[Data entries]
== Segment start ==
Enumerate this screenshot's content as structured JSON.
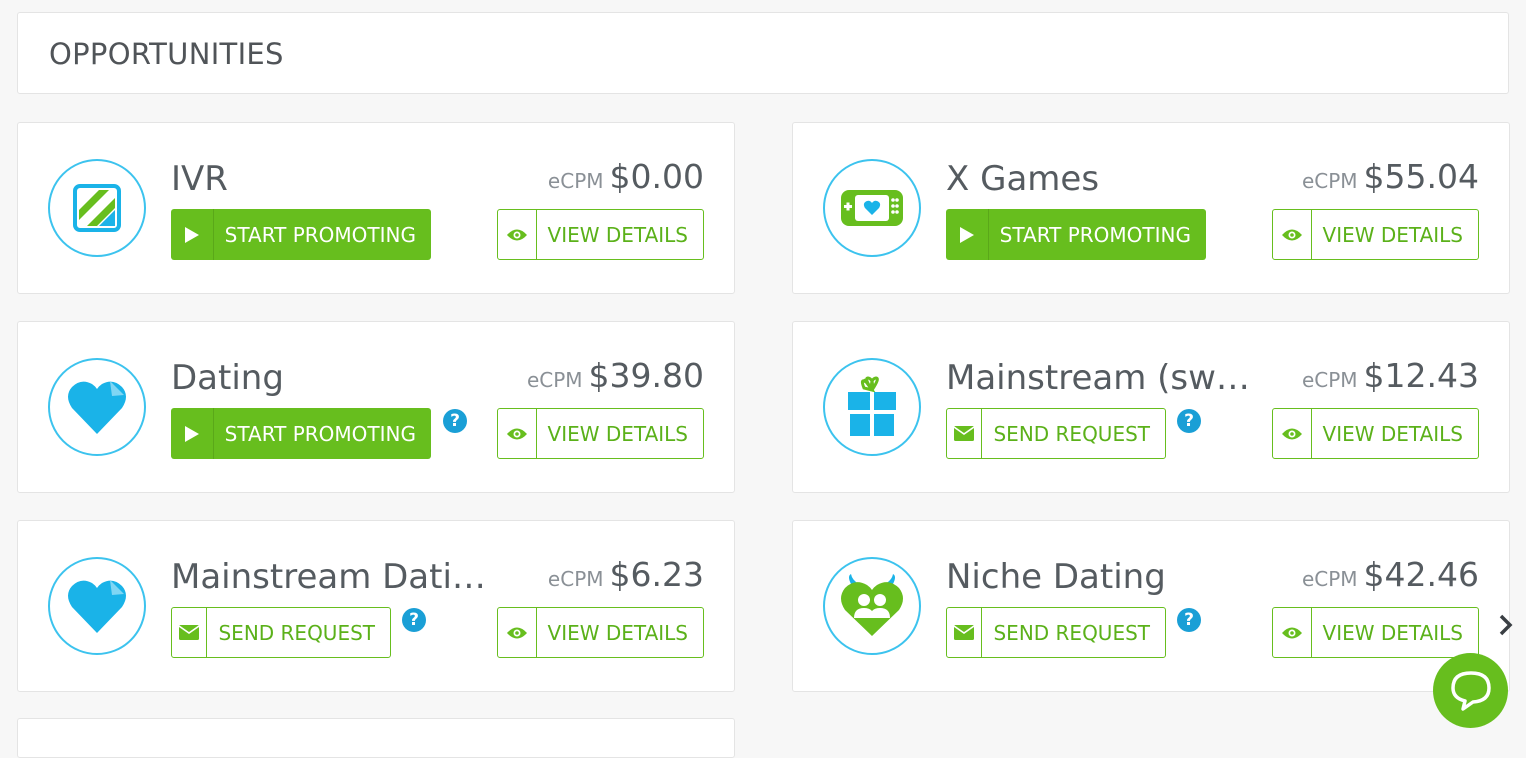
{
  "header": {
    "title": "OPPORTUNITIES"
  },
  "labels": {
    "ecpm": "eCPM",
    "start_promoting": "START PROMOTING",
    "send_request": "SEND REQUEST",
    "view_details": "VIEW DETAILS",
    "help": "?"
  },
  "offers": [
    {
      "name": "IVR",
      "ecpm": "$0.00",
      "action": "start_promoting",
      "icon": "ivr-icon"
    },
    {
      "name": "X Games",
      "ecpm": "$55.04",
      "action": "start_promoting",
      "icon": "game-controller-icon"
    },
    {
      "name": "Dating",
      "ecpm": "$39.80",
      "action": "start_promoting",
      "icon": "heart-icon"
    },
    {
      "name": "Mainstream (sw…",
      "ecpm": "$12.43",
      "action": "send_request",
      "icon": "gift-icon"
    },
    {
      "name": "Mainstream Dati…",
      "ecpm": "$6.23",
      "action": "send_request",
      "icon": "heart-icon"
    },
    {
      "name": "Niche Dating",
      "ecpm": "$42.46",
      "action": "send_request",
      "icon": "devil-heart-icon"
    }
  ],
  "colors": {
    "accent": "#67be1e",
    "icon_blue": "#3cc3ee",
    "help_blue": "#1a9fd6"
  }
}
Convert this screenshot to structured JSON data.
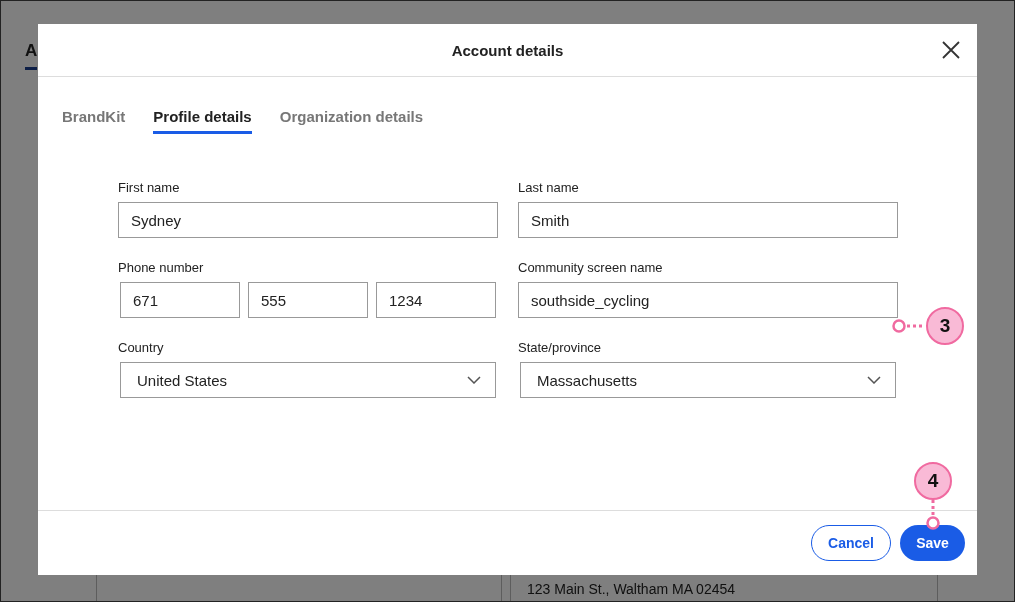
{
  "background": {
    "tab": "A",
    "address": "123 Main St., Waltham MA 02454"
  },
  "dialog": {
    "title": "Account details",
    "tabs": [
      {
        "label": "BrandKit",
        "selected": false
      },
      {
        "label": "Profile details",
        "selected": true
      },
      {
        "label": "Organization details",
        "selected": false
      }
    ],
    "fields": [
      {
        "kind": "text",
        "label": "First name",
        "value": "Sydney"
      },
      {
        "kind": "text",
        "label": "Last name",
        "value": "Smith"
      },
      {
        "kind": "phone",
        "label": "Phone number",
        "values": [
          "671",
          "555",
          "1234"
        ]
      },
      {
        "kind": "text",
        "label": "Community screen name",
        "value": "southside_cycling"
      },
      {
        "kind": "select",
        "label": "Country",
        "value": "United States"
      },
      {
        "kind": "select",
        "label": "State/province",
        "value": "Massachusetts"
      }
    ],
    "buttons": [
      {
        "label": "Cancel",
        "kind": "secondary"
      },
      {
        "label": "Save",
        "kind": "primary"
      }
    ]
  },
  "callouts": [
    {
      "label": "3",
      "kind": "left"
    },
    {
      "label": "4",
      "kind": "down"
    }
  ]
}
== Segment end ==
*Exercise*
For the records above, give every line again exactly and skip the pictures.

*Solved problem*
Enumerate this screenshot's content as structured JSON.
{
  "header": {
    "title": "OPPORTUNITIES"
  },
  "labels": {
    "ecpm": "eCPM",
    "start_promoting": "START PROMOTING",
    "send_request": "SEND REQUEST",
    "view_details": "VIEW DETAILS",
    "help": "?"
  },
  "offers": [
    {
      "name": "IVR",
      "ecpm": "$0.00",
      "action": "start_promoting",
      "icon": "ivr-icon"
    },
    {
      "name": "X Games",
      "ecpm": "$55.04",
      "action": "start_promoting",
      "icon": "game-controller-icon"
    },
    {
      "name": "Dating",
      "ecpm": "$39.80",
      "action": "start_promoting",
      "icon": "heart-icon"
    },
    {
      "name": "Mainstream (sw…",
      "ecpm": "$12.43",
      "action": "send_request",
      "icon": "gift-icon"
    },
    {
      "name": "Mainstream Dati…",
      "ecpm": "$6.23",
      "action": "send_request",
      "icon": "heart-icon"
    },
    {
      "name": "Niche Dating",
      "ecpm": "$42.46",
      "action": "send_request",
      "icon": "devil-heart-icon"
    }
  ],
  "colors": {
    "accent": "#67be1e",
    "icon_blue": "#3cc3ee",
    "help_blue": "#1a9fd6"
  }
}
Convert this screenshot to structured JSON data.
{
  "background": {
    "tab": "A",
    "address": "123 Main St., Waltham MA 02454"
  },
  "dialog": {
    "title": "Account details",
    "tabs": [
      {
        "label": "BrandKit",
        "selected": false
      },
      {
        "label": "Profile details",
        "selected": true
      },
      {
        "label": "Organization details",
        "selected": false
      }
    ],
    "fields": [
      {
        "kind": "text",
        "label": "First name",
        "value": "Sydney"
      },
      {
        "kind": "text",
        "label": "Last name",
        "value": "Smith"
      },
      {
        "kind": "phone",
        "label": "Phone number",
        "values": [
          "671",
          "555",
          "1234"
        ]
      },
      {
        "kind": "text",
        "label": "Community screen name",
        "value": "southside_cycling"
      },
      {
        "kind": "select",
        "label": "Country",
        "value": "United States"
      },
      {
        "kind": "select",
        "label": "State/province",
        "value": "Massachusetts"
      }
    ],
    "buttons": [
      {
        "label": "Cancel",
        "kind": "secondary"
      },
      {
        "label": "Save",
        "kind": "primary"
      }
    ]
  },
  "callouts": [
    {
      "label": "3",
      "kind": "left"
    },
    {
      "label": "4",
      "kind": "down"
    }
  ]
}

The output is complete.